(Reuters) - The International Monetary Fund can play a role in protecting the planet from environmental damage, IMF head Christine Lagarde said on Tuesday, as she highlighted how an analysis of the harmful effects of energy subsidies could act as a catalyst for action.
Lagarde's speech at the United Nations on Tuesday was the most direct example yet of the IMF's foray into focusing on climate change, after it published a research paper on energy subsidies in March.
"The IMF is not an environmental organization, but we can help here," Lagarde said, according to prepared remarks at a U.N. forum on sustainable development. "One example is by trying to shine a light on the murky cobweb of energy subsidies."
The IMF has made a bigger push in recent years to urge countries to rein in energy subsidies, which rarely help the most vulnerable people in a country and eat up valuable government money that could be better put to use for education or health care.
Lagarde said subsidies totaled nearly $2 trillion in 2011, or 2.5 percent of the world's GDP. The top three global subsidizers are the United States at $502 billion, China at $279 billion, and Russia at $116 billion.
"Taking action on this issue alone -- energy subsidies -- would be good for the budget, good for the economy, and good for the planet," she said.
The IMF analyzes the economies of each of its 188 members and offers advice on government budget and monetary policies. It is also a lender of last resort, tasked with supporting global financial stability.
In her speech, Lagarde said tackling economic instability is impossible without also addressing environmental damage and inequality, two areas the IMF has not traditionally focused on.
In remarks to journalists in August, Lagarde said lack of attention to climate change was one of two issues that kept her up at night. The other was high global unemployment.
The IMF plans to hold a joint seminar on climate change with the World Bank during their annual meetings in early October.

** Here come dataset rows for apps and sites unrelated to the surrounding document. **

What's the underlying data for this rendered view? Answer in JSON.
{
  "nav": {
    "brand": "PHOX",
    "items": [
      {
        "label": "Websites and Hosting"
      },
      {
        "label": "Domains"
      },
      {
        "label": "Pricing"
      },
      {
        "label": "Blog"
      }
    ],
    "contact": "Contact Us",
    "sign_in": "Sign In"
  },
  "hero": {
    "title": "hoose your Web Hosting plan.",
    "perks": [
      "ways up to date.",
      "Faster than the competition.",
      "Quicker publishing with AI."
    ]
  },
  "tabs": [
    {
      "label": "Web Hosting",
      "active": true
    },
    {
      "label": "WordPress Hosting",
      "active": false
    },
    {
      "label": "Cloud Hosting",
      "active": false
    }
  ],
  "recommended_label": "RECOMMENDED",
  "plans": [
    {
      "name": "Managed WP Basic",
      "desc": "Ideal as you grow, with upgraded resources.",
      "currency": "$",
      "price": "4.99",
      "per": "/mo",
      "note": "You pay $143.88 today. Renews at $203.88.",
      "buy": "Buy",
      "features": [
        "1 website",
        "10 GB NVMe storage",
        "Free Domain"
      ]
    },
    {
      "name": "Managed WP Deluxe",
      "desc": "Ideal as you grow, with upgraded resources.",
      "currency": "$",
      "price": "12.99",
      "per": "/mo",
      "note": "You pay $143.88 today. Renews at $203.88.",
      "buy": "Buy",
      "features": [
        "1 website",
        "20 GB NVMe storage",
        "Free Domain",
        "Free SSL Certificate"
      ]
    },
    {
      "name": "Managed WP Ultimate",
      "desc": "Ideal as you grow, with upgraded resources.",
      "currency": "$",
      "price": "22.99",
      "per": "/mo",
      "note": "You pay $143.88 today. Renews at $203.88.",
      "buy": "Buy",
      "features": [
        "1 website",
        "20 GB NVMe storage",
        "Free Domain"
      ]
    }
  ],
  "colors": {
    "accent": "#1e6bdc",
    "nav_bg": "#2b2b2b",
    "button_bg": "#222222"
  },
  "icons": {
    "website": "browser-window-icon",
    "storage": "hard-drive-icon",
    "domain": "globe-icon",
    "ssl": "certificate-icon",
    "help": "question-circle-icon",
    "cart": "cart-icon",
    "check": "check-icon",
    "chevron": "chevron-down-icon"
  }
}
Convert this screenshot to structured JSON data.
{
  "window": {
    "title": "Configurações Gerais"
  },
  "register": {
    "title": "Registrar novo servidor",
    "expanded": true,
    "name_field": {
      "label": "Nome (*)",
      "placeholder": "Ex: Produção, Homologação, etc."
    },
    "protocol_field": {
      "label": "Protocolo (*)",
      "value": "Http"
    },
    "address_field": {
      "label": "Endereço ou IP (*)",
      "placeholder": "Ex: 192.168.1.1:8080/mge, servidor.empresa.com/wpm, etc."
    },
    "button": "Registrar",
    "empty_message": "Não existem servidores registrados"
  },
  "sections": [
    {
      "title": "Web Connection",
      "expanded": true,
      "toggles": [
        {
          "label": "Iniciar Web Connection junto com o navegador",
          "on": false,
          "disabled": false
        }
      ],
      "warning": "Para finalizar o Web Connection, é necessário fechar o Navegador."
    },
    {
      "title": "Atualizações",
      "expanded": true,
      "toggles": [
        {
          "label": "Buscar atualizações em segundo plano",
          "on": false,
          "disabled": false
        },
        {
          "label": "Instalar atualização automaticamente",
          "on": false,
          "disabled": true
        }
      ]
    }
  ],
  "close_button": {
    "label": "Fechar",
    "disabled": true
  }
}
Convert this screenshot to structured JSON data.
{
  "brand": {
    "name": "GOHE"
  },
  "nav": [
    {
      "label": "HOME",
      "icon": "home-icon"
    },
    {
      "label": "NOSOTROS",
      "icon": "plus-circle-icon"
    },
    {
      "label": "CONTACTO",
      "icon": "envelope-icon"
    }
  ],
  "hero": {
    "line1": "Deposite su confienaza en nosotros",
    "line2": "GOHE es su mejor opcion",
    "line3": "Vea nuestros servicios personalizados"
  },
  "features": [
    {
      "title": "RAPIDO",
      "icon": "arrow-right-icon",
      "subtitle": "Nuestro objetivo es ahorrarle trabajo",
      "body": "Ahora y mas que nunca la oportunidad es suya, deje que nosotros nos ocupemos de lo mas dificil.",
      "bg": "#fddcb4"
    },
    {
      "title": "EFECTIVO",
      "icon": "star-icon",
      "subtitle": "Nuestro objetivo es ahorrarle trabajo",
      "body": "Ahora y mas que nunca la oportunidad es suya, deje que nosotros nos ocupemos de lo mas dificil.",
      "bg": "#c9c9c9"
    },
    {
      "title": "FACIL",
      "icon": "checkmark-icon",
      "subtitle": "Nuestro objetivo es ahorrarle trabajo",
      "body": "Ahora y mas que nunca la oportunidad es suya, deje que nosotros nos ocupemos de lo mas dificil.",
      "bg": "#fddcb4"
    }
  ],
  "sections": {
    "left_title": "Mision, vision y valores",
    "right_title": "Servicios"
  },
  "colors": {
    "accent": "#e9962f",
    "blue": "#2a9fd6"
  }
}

The poverty-fighting World Bank, a multilateral development lender, also wants more focus on the harmful effects of climate change. It says a warmer world will hurt the poor and developing countries most of all.
(Reporting by Anna Yukhananov in Washington; Editing by Leslie Adler)